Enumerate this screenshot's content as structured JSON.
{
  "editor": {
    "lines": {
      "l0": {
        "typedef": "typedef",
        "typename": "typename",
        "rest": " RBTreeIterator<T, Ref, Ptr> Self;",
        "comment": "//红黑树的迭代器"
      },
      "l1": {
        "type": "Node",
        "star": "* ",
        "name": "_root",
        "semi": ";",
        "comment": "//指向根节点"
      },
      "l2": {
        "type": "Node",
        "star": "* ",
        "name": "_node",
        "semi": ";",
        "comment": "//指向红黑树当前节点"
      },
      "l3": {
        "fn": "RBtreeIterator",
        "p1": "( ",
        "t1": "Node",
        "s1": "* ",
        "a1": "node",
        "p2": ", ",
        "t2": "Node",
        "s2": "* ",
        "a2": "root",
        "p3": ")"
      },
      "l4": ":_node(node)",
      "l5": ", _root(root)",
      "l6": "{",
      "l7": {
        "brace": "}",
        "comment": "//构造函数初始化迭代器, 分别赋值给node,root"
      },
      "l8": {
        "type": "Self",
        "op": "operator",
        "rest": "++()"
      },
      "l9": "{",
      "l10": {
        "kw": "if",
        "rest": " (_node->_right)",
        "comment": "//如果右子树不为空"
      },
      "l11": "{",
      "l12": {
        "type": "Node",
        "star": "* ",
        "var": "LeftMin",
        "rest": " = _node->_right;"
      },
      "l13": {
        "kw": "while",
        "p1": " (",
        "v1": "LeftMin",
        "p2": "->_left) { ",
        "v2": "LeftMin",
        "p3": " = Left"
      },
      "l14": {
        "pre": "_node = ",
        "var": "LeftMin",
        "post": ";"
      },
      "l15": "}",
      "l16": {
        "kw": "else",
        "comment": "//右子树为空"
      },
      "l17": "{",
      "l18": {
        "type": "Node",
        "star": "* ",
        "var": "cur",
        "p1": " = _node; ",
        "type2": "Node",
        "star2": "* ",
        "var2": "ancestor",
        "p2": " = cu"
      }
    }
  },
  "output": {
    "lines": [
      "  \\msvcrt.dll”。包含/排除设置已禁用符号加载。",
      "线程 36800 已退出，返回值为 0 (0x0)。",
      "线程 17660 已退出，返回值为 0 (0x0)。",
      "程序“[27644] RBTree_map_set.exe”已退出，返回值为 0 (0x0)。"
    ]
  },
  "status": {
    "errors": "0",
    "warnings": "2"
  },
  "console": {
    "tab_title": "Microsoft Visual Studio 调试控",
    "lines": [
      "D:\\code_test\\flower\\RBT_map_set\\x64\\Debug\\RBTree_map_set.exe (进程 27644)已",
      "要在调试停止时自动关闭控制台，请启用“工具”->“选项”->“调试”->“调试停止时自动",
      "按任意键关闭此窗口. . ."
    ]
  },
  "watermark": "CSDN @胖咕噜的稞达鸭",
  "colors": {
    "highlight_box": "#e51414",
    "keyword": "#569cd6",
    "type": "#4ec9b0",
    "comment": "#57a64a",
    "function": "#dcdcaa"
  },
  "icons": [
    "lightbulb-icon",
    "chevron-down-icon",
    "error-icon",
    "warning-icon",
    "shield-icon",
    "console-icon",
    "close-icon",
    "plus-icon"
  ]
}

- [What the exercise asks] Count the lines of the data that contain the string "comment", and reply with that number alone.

- [Your response] 7